BEGIN Extracted material

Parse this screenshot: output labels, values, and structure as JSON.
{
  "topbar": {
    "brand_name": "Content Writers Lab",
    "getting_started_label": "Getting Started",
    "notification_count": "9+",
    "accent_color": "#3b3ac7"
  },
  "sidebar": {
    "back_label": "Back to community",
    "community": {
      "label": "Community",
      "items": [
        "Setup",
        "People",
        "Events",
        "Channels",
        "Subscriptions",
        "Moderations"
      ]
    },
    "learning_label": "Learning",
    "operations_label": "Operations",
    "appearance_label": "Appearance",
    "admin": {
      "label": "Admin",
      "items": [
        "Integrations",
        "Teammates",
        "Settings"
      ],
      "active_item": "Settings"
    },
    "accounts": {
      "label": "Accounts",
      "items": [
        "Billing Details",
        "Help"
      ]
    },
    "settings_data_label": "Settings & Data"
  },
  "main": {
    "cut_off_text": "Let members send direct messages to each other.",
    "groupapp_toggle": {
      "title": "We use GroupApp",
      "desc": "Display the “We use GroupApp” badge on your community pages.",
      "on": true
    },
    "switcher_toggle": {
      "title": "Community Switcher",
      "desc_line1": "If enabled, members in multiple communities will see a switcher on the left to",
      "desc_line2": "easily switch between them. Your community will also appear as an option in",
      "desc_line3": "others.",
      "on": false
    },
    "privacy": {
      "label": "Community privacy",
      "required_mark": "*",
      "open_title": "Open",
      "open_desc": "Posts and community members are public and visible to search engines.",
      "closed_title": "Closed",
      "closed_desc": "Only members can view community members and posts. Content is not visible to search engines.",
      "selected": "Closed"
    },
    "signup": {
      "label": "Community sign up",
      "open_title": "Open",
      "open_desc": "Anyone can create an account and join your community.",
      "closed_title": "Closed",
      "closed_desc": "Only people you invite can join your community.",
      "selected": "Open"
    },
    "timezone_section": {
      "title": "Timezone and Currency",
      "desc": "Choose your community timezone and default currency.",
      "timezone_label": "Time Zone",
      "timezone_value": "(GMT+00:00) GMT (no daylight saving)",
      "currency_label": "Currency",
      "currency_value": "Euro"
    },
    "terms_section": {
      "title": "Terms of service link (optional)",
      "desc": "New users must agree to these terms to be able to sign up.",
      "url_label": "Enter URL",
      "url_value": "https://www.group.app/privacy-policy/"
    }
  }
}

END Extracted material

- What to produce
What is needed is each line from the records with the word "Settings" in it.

- The completed task
        "Settings"
      "active_item": "Settings"
    "settings_data_label": "Settings & Data"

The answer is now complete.